A final point worthy of some mention involves a consideration ignored in Camero. This is the matter of judicial intrusion on agency determinations of penalties. In this case the charge against plaintiff was that he had failed to perform his official duties in a satisfactory manner; in short, he was found inefficient and his separation was for the good of the service. The agency cited 20 examples of deficiencies in plaintiff's work. The grievance examiner determined that nine of these deficiencies had been proved. There was thus, even under his view, abundant evidence that plaintiff was inefficient. In effect, then, the examiner sustained the charge against plaintiff but merely found some of the specifications wanting. The only important difference between those responsible for the initial agency action and the grievance examiner concerned the penalty to be applied for the established charge of inefficiency. Parenthetically, every deciding official or administrative body that considered the matter agreed that plaintiff was inefficient, and plaintiff on this motion does not even deny there is substantial evidence to show it. Today's decision thus does violence to the established rule that the court will not reverse an agency's assessment of a penalty for inefficiency unless an abuse of discretion is proved. See, e. g., Grover v. United States, supra, 200 Ct.Cl. at 353 and cases there cited.

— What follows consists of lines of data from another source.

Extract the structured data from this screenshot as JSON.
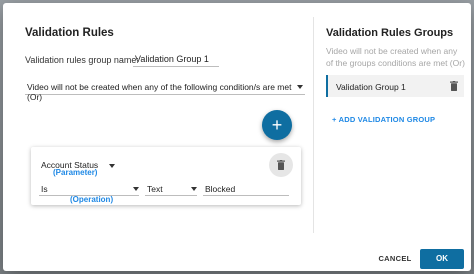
{
  "dialog": {
    "title": "Validation Rules",
    "group_name_label": "Validation rules group name:",
    "group_name_value": "Validation Group 1",
    "condition_mode": "Video will not be created when any of the following condition/s are met (Or)",
    "add_icon": "plus-icon",
    "rule": {
      "parameter": "Account Status",
      "parameter_hint": "(Parameter)",
      "operation": "Is",
      "operation_hint": "(Operation)",
      "type": "Text",
      "value": "Blocked",
      "delete_icon": "trash-icon"
    }
  },
  "groups_panel": {
    "title": "Validation Rules Groups",
    "description": "Video will not be created when any of the groups conditions are met (Or)",
    "items": [
      {
        "label": "Validation Group 1",
        "icon": "trash-icon"
      }
    ],
    "add_group_label": "+ ADD VALIDATION GROUP"
  },
  "footer": {
    "cancel_label": "CANCEL",
    "ok_label": "OK"
  },
  "colors": {
    "accent": "#0f6ea1",
    "link": "#1e88e5"
  }
}
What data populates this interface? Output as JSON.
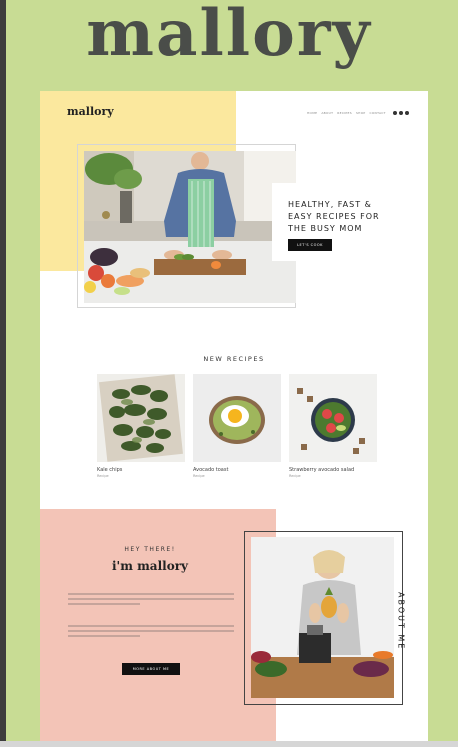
{
  "brand_title": "mallory",
  "header": {
    "logo": "mallory",
    "nav": [
      "HOME",
      "ABOUT",
      "RECIPES",
      "SHOP",
      "CONTACT"
    ]
  },
  "hero": {
    "headline": "HEALTHY, FAST & EASY RECIPES FOR THE BUSY MOM",
    "cta": "LET'S COOK"
  },
  "recipes_section": {
    "title": "NEW RECIPES",
    "items": [
      {
        "name": "Kale chips",
        "meta": "Recipe"
      },
      {
        "name": "Avocado toast",
        "meta": "Recipe"
      },
      {
        "name": "Strawberry avocado salad",
        "meta": "Recipe"
      }
    ]
  },
  "about": {
    "greeting": "HEY THERE!",
    "title": "i'm mallory",
    "cta": "MORE ABOUT ME",
    "vertical_label": "ABOUT ME"
  },
  "colors": {
    "background": "#c8dc94",
    "yellow": "#fbe89e",
    "pink": "#f3c4b7",
    "dark": "#111111"
  }
}
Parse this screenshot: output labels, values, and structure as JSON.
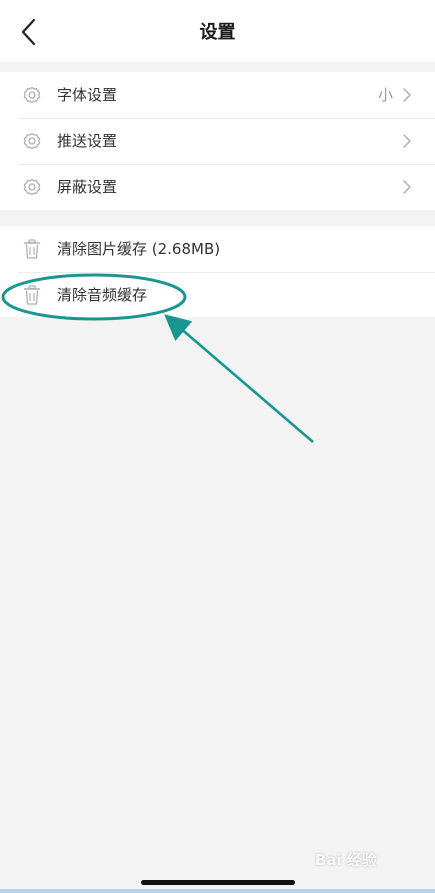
{
  "navbar": {
    "title": "设置",
    "back_icon": "back-arrow-icon"
  },
  "settings_group": {
    "items": [
      {
        "label": "字体设置",
        "value": "小",
        "icon": "gear-icon"
      },
      {
        "label": "推送设置",
        "value": "",
        "icon": "gear-icon"
      },
      {
        "label": "屏蔽设置",
        "value": "",
        "icon": "gear-icon"
      }
    ]
  },
  "cache_group": {
    "items": [
      {
        "label": "清除图片缓存 (2.68MB)",
        "icon": "trash-icon"
      },
      {
        "label": "清除音频缓存",
        "icon": "trash-icon"
      }
    ]
  },
  "annotation": {
    "color": "#1a9690",
    "target": "清除音频缓存"
  },
  "watermark": {
    "text": "Bai  经验"
  },
  "colors": {
    "background": "#f3f3f3",
    "card": "#ffffff",
    "chevron": "#b8b8b8",
    "icon": "#b0b0b0"
  }
}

The court trivializes notions of due process by constitutionalizing a simple personnel matter despite both the harmlessness of any error which may have occurred and plaintiff's considered relinquishment of opportunities for administrative correction. For these reasons, I am compelled, respectfully, to dissent from the court's opinion.